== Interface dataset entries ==
/---

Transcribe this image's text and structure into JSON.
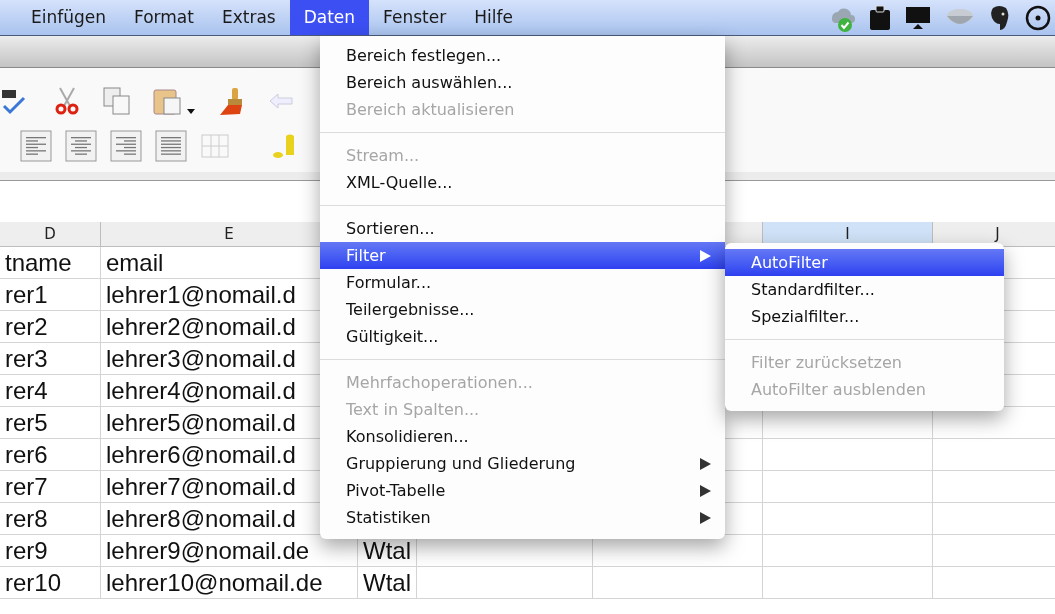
{
  "menu_bar": {
    "items": [
      {
        "label": "Einfügen",
        "selected": false
      },
      {
        "label": "Format",
        "selected": false
      },
      {
        "label": "Extras",
        "selected": false
      },
      {
        "label": "Daten",
        "selected": true
      },
      {
        "label": "Fenster",
        "selected": false
      },
      {
        "label": "Hilfe",
        "selected": false
      }
    ]
  },
  "sheet": {
    "columns": [
      {
        "label": "D",
        "selected": false
      },
      {
        "label": "E",
        "selected": false
      },
      {
        "label": "I",
        "selected": true
      },
      {
        "label": "J",
        "selected": false
      }
    ],
    "rows": [
      {
        "cells": [
          "tname",
          "email"
        ]
      },
      {
        "cells": [
          "rer1",
          "lehrer1@nomail.d"
        ]
      },
      {
        "cells": [
          "rer2",
          "lehrer2@nomail.d"
        ]
      },
      {
        "cells": [
          "rer3",
          "lehrer3@nomail.d"
        ]
      },
      {
        "cells": [
          "rer4",
          "lehrer4@nomail.d"
        ]
      },
      {
        "cells": [
          "rer5",
          "lehrer5@nomail.d"
        ]
      },
      {
        "cells": [
          "rer6",
          "lehrer6@nomail.d"
        ]
      },
      {
        "cells": [
          "rer7",
          "lehrer7@nomail.d"
        ]
      },
      {
        "cells": [
          "rer8",
          "lehrer8@nomail.d"
        ]
      },
      {
        "cells": [
          "rer9",
          "lehrer9@nomail.de",
          "Wtal"
        ]
      },
      {
        "cells": [
          "rer10",
          "lehrer10@nomail.de",
          "Wtal"
        ]
      }
    ]
  },
  "menu": {
    "items": [
      {
        "kind": "item",
        "label": "Bereich festlegen...",
        "disabled": false,
        "selected": false,
        "submenu": false
      },
      {
        "kind": "item",
        "label": "Bereich auswählen...",
        "disabled": false,
        "selected": false,
        "submenu": false
      },
      {
        "kind": "item",
        "label": "Bereich aktualisieren",
        "disabled": true,
        "selected": false,
        "submenu": false
      },
      {
        "kind": "separator"
      },
      {
        "kind": "item",
        "label": "Stream...",
        "disabled": true,
        "selected": false,
        "submenu": false
      },
      {
        "kind": "item",
        "label": "XML-Quelle...",
        "disabled": false,
        "selected": false,
        "submenu": false
      },
      {
        "kind": "separator"
      },
      {
        "kind": "item",
        "label": "Sortieren...",
        "disabled": false,
        "selected": false,
        "submenu": false
      },
      {
        "kind": "item",
        "label": "Filter",
        "disabled": false,
        "selected": true,
        "submenu": true
      },
      {
        "kind": "item",
        "label": "Formular...",
        "disabled": false,
        "selected": false,
        "submenu": false
      },
      {
        "kind": "item",
        "label": "Teilergebnisse...",
        "disabled": false,
        "selected": false,
        "submenu": false
      },
      {
        "kind": "item",
        "label": "Gültigkeit...",
        "disabled": false,
        "selected": false,
        "submenu": false
      },
      {
        "kind": "separator"
      },
      {
        "kind": "item",
        "label": "Mehrfachoperationen...",
        "disabled": true,
        "selected": false,
        "submenu": false
      },
      {
        "kind": "item",
        "label": "Text in Spalten...",
        "disabled": true,
        "selected": false,
        "submenu": false
      },
      {
        "kind": "item",
        "label": "Konsolidieren...",
        "disabled": false,
        "selected": false,
        "submenu": false
      },
      {
        "kind": "item",
        "label": "Gruppierung und Gliederung",
        "disabled": false,
        "selected": false,
        "submenu": true
      },
      {
        "kind": "item",
        "label": "Pivot-Tabelle",
        "disabled": false,
        "selected": false,
        "submenu": true
      },
      {
        "kind": "item",
        "label": "Statistiken",
        "disabled": false,
        "selected": false,
        "submenu": true
      }
    ]
  },
  "submenu": {
    "items": [
      {
        "kind": "item",
        "label": "AutoFilter",
        "disabled": false,
        "selected": true
      },
      {
        "kind": "item",
        "label": "Standardfilter...",
        "disabled": false,
        "selected": false
      },
      {
        "kind": "item",
        "label": "Spezialfilter...",
        "disabled": false,
        "selected": false
      },
      {
        "kind": "separator"
      },
      {
        "kind": "item",
        "label": "Filter zurücksetzen",
        "disabled": true,
        "selected": false
      },
      {
        "kind": "item",
        "label": "AutoFilter ausblenden",
        "disabled": true,
        "selected": false
      }
    ]
  }
}
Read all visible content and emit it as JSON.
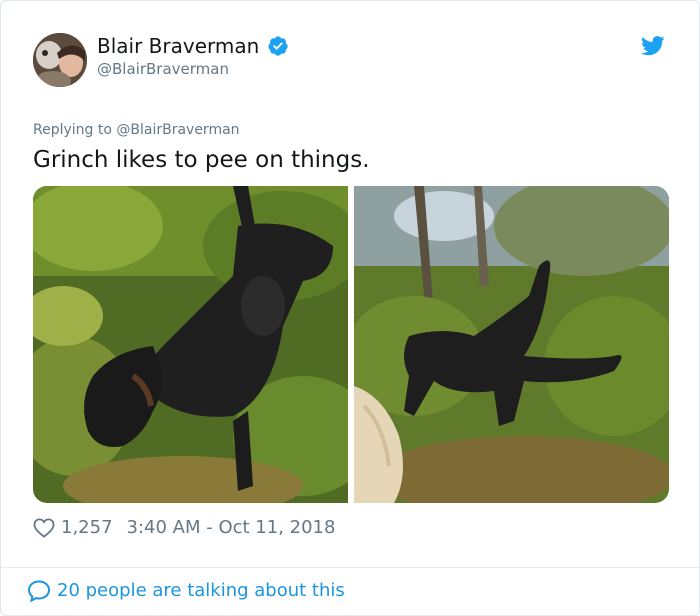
{
  "author": {
    "display_name": "Blair Braverman",
    "handle": "@BlairBraverman",
    "verified": true
  },
  "tweet": {
    "replying_to": "Replying to @BlairBraverman",
    "text": "Grinch likes to pee on things.",
    "like_count": "1,257",
    "timestamp": "3:40 AM - Oct 11, 2018"
  },
  "footer": {
    "conversation_label": "20 people are talking about this"
  },
  "media": [
    {
      "subject": "black dog sniffing in brush"
    },
    {
      "subject": "black dog lifting leg in brush"
    }
  ],
  "colors": {
    "twitter_blue": "#1da1f2",
    "link_blue": "#1b95e0",
    "muted": "#657786",
    "text": "#14171a"
  },
  "icons": {
    "verified": "verified-badge-icon",
    "brand": "twitter-bird-icon",
    "like": "heart-outline-icon",
    "conversation": "speech-bubble-icon"
  }
}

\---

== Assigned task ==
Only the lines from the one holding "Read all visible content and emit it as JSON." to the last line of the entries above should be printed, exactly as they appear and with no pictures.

== Your solution ==
Read all visible content and emit it as JSON.
{
  "author": {
    "display_name": "Blair Braverman",
    "handle": "@BlairBraverman",
    "verified": true
  },
  "tweet": {
    "replying_to": "Replying to @BlairBraverman",
    "text": "Grinch likes to pee on things.",
    "like_count": "1,257",
    "timestamp": "3:40 AM - Oct 11, 2018"
  },
  "footer": {
    "conversation_label": "20 people are talking about this"
  },
  "media": [
    {
      "subject": "black dog sniffing in brush"
    },
    {
      "subject": "black dog lifting leg in brush"
    }
  ],
  "colors": {
    "twitter_blue": "#1da1f2",
    "link_blue": "#1b95e0",
    "muted": "#657786",
    "text": "#14171a"
  },
  "icons": {
    "verified": "verified-badge-icon",
    "brand": "twitter-bird-icon",
    "like": "heart-outline-icon",
    "conversation": "speech-bubble-icon"
  }
}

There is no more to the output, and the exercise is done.